If I have left things undone and I do not like to restart them; there is another important component of my character that takes advantage of this kind of situations: being responsible. Since I grew up without a father, and with a little brother and a working mother, I have always experienced being responsible for something or someone. I’ve always love writing and used to feel old even at the age of 6.
I am not saving lives in my job, I am a digital manager. I write for work, I develop digital strategies and try to convey them in the best possible ways through various components of the digital platform, such as social media, blogs, communities and so on.
I take my job very seriously and never miss an email, even if it is past 10 pm or client calls on Saturday afternoon while I am queuing up at the never ending new food truck festival in town. I don’t get mad for this, I take it seriously, but I don’t pretend that I am my job.
As you can see from the cover picture, it is not just a matter of notebooks, it’s also a matter of folder. Like the Thrive folder, I have one for each client, both physical for the printings and one in the cloud archive.
Folders have saved my working life.
Folders are very useful to organize things that matter divided for fields. I do the same with my never ending list of “things to do”. I have one in my cloud and one (maybe two) in my sketchbooks.
Even my TTD lists are divided and labeled as the folders, so I am not distracted by the following line that concern a different project. This division keeps me focused when I am working on the list, doing all the things under a certain topics altogether, avoiding my typical mental jump from one thing to another.

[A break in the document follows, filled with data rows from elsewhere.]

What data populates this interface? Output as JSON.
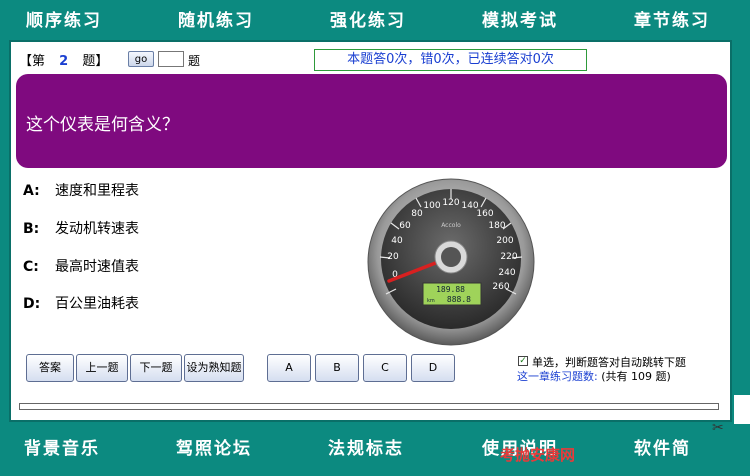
{
  "top_nav": [
    "顺序练习",
    "随机练习",
    "强化练习",
    "模拟考试",
    "章节练习"
  ],
  "header": {
    "q_prefix": "【第",
    "q_number": "2",
    "q_suffix": "题】",
    "go_label": "go",
    "go_input_value": "",
    "unit_label": "题",
    "stats": "本题答0次，错0次，已连续答对0次"
  },
  "question": {
    "text": "这个仪表是何含义？"
  },
  "options": [
    {
      "key": "A:",
      "text": "速度和里程表"
    },
    {
      "key": "B:",
      "text": "发动机转速表"
    },
    {
      "key": "C:",
      "text": "最高时速值表"
    },
    {
      "key": "D:",
      "text": "百公里油耗表"
    }
  ],
  "gauge": {
    "brand": "Accolo",
    "odometer_top": "189.88",
    "odometer_bottom": "888.8",
    "unit_label": "km",
    "ticks": [
      "0",
      "20",
      "40",
      "60",
      "80",
      "100",
      "120",
      "140",
      "160",
      "180",
      "200",
      "220",
      "240",
      "260"
    ],
    "needle_value": 0
  },
  "buttons": {
    "answer": "答案",
    "prev": "上一题",
    "next": "下一题",
    "mark_known": "设为熟知题",
    "choice_a": "A",
    "choice_b": "B",
    "choice_c": "C",
    "choice_d": "D"
  },
  "auto_jump": {
    "checked": true,
    "mark": "✓",
    "label": "单选，判断题答对自动跳转下题"
  },
  "chapter": {
    "label": "这一章练习题数:",
    "total_text": "(共有   109   题)"
  },
  "progress": 0,
  "bottom_nav": [
    "背景音乐",
    "驾照论坛",
    "法规标志",
    "使用说明",
    "软件简"
  ],
  "watermark": "考抛安康网",
  "scissor_glyph": "✂"
}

This article is the classical exception that proves the rule.
I have at least five undone articles that I could have restarted when I preferred to start writing this one from zero instead.
It does not mean that you will never read those five undone articles; it just means that I caught a feeling, the feeling I had in the precise moment I was considering which article I should pick in order to end it, and I felt I didn’t want to go on that topics, not in that particular moment, so I thought about this new story.
Writing about yourself, your feelings, is not exactly the same as writing for someone else, with the purpose of a marketing plan or reporting on a special project. You can settle your own rules.
In order to be completely honest you need to be a little bit inspired.
I am an example of how you can change your habit, and for example transform something (writing) that was a job and a weapon, into a form of thriving, doing it for myself when in need to rest, and for the other people in order to tell a story.
The most fascinating thing about writing to thrive is that when I start writing this kind of articles, I do not have any idea of what the final result will be. I just have some thoughts that I am developing while writing. It’s a great exercise that can bring to interesting conclusions, or question marks that should be reconsidered in depth.
This is a completely different kind of writing from the one I do for work. I cannot start this kind of articles by thinking in a bullet-point way, expanding every point into a paragraph.
This is definitely a stream of thoughts; that is why it is so difficult to set on an unfinished article, because it requires a natural flow, not a mechanical report of already known facts and figures.
Even more than writing, which to me is a very natural act, what makes me thrive is thinking while writing, collecting my thoughts under a particular subject, and bringing to myself and to readers, I hope, new insights into discovering how we act and how we should try to react.
Originally published at medium.com